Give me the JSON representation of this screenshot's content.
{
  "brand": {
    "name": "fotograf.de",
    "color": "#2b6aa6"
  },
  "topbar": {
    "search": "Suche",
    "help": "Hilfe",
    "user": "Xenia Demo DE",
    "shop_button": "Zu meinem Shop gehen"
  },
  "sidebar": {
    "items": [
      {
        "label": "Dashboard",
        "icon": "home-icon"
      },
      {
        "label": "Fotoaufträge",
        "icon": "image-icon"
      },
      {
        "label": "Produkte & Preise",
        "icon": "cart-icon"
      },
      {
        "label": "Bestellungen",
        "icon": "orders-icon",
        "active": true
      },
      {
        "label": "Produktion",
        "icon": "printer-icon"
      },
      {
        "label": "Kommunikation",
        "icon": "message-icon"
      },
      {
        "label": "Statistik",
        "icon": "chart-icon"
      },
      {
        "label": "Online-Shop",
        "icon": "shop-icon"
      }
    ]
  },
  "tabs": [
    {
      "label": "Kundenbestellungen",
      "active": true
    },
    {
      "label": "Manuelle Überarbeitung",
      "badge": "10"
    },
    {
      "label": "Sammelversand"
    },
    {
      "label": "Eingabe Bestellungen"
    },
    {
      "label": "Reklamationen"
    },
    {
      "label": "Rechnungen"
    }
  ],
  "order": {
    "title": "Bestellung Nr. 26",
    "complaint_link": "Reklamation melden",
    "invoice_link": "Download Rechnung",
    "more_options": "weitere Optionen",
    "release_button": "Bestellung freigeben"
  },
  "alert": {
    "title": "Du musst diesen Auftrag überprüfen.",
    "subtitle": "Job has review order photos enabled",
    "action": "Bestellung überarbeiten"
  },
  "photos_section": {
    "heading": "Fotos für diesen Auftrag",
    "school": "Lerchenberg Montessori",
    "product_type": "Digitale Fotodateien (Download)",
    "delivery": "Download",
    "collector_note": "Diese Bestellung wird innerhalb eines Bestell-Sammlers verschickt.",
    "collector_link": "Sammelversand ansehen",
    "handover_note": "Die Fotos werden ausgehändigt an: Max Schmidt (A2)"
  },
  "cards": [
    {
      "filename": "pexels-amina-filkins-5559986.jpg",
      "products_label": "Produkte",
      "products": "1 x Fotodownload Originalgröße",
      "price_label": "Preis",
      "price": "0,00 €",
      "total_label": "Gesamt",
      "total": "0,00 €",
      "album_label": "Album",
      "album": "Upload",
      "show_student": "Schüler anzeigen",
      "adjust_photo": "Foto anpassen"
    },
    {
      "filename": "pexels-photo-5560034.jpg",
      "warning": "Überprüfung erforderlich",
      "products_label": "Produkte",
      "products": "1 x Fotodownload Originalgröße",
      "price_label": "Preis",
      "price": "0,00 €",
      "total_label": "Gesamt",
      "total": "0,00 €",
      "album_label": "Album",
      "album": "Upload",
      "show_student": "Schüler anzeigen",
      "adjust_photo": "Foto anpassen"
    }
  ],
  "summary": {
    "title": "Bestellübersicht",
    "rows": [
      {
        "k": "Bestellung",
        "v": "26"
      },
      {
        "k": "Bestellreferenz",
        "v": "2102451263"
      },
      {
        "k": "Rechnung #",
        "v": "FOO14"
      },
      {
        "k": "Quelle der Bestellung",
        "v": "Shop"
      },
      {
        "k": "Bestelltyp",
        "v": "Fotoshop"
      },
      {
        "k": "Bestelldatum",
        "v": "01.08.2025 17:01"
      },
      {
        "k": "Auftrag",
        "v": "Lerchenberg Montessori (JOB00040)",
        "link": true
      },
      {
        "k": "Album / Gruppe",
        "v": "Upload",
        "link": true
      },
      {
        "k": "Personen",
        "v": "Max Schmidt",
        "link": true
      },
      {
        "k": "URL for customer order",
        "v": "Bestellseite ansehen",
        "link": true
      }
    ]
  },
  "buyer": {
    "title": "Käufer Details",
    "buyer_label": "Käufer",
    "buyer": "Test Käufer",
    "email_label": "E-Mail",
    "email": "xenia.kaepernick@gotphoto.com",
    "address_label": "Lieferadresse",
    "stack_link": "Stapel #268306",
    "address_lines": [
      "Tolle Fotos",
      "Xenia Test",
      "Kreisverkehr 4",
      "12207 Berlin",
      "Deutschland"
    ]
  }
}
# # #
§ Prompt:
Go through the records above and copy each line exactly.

§ Result of the exercise:
Give me the JSON representation of this screenshot's content.
{
  "brand": {
    "name": "fotograf.de",
    "color": "#2b6aa6"
  },
  "topbar": {
    "search": "Suche",
    "help": "Hilfe",
    "user": "Xenia Demo DE",
    "shop_button": "Zu meinem Shop gehen"
  },
  "sidebar": {
    "items": [
      {
        "label": "Dashboard",
        "icon": "home-icon"
      },
      {
        "label": "Fotoaufträge",
        "icon": "image-icon"
      },
      {
        "label": "Produkte & Preise",
        "icon": "cart-icon"
      },
      {
        "label": "Bestellungen",
        "icon": "orders-icon",
        "active": true
      },
      {
        "label": "Produktion",
        "icon": "printer-icon"
      },
      {
        "label": "Kommunikation",
        "icon": "message-icon"
      },
      {
        "label": "Statistik",
        "icon": "chart-icon"
      },
      {
        "label": "Online-Shop",
        "icon": "shop-icon"
      }
    ]
  },
  "tabs": [
    {
      "label": "Kundenbestellungen",
      "active": true
    },
    {
      "label": "Manuelle Überarbeitung",
      "badge": "10"
    },
    {
      "label": "Sammelversand"
    },
    {
      "label": "Eingabe Bestellungen"
    },
    {
      "label": "Reklamationen"
    },
    {
      "label": "Rechnungen"
    }
  ],
  "order": {
    "title": "Bestellung Nr. 26",
    "complaint_link": "Reklamation melden",
    "invoice_link": "Download Rechnung",
    "more_options": "weitere Optionen",
    "release_button": "Bestellung freigeben"
  },
  "alert": {
    "title": "Du musst diesen Auftrag überprüfen.",
    "subtitle": "Job has review order photos enabled",
    "action": "Bestellung überarbeiten"
  },
  "photos_section": {
    "heading": "Fotos für diesen Auftrag",
    "school": "Lerchenberg Montessori",
    "product_type": "Digitale Fotodateien (Download)",
    "delivery": "Download",
    "collector_note": "Diese Bestellung wird innerhalb eines Bestell-Sammlers verschickt.",
    "collector_link": "Sammelversand ansehen",
    "handover_note": "Die Fotos werden ausgehändigt an: Max Schmidt (A2)"
  },
  "cards": [
    {
      "filename": "pexels-amina-filkins-5559986.jpg",
      "products_label": "Produkte",
      "products": "1 x Fotodownload Originalgröße",
      "price_label": "Preis",
      "price": "0,00 €",
      "total_label": "Gesamt",
      "total": "0,00 €",
      "album_label": "Album",
      "album": "Upload",
      "show_student": "Schüler anzeigen",
      "adjust_photo": "Foto anpassen"
    },
    {
      "filename": "pexels-photo-5560034.jpg",
      "warning": "Überprüfung erforderlich",
      "products_label": "Produkte",
      "products": "1 x Fotodownload Originalgröße",
      "price_label": "Preis",
      "price": "0,00 €",
      "total_label": "Gesamt",
      "total": "0,00 €",
      "album_label": "Album",
      "album": "Upload",
      "show_student": "Schüler anzeigen",
      "adjust_photo": "Foto anpassen"
    }
  ],
  "summary": {
    "title": "Bestellübersicht",
    "rows": [
      {
        "k": "Bestellung",
        "v": "26"
      },
      {
        "k": "Bestellreferenz",
        "v": "2102451263"
      },
      {
        "k": "Rechnung #",
        "v": "FOO14"
      },
      {
        "k": "Quelle der Bestellung",
        "v": "Shop"
      },
      {
        "k": "Bestelltyp",
        "v": "Fotoshop"
      },
      {
        "k": "Bestelldatum",
        "v": "01.08.2025 17:01"
      },
      {
        "k": "Auftrag",
        "v": "Lerchenberg Montessori (JOB00040)",
        "link": true
      },
      {
        "k": "Album / Gruppe",
        "v": "Upload",
        "link": true
      },
      {
        "k": "Personen",
        "v": "Max Schmidt",
        "link": true
      },
      {
        "k": "URL for customer order",
        "v": "Bestellseite ansehen",
        "link": true
      }
    ]
  },
  "buyer": {
    "title": "Käufer Details",
    "buyer_label": "Käufer",
    "buyer": "Test Käufer",
    "email_label": "E-Mail",
    "email": "xenia.kaepernick@gotphoto.com",
    "address_label": "Lieferadresse",
    "stack_link": "Stapel #268306",
    "address_lines": [
      "Tolle Fotos",
      "Xenia Test",
      "Kreisverkehr 4",
      "12207 Berlin",
      "Deutschland"
    ]
  }
}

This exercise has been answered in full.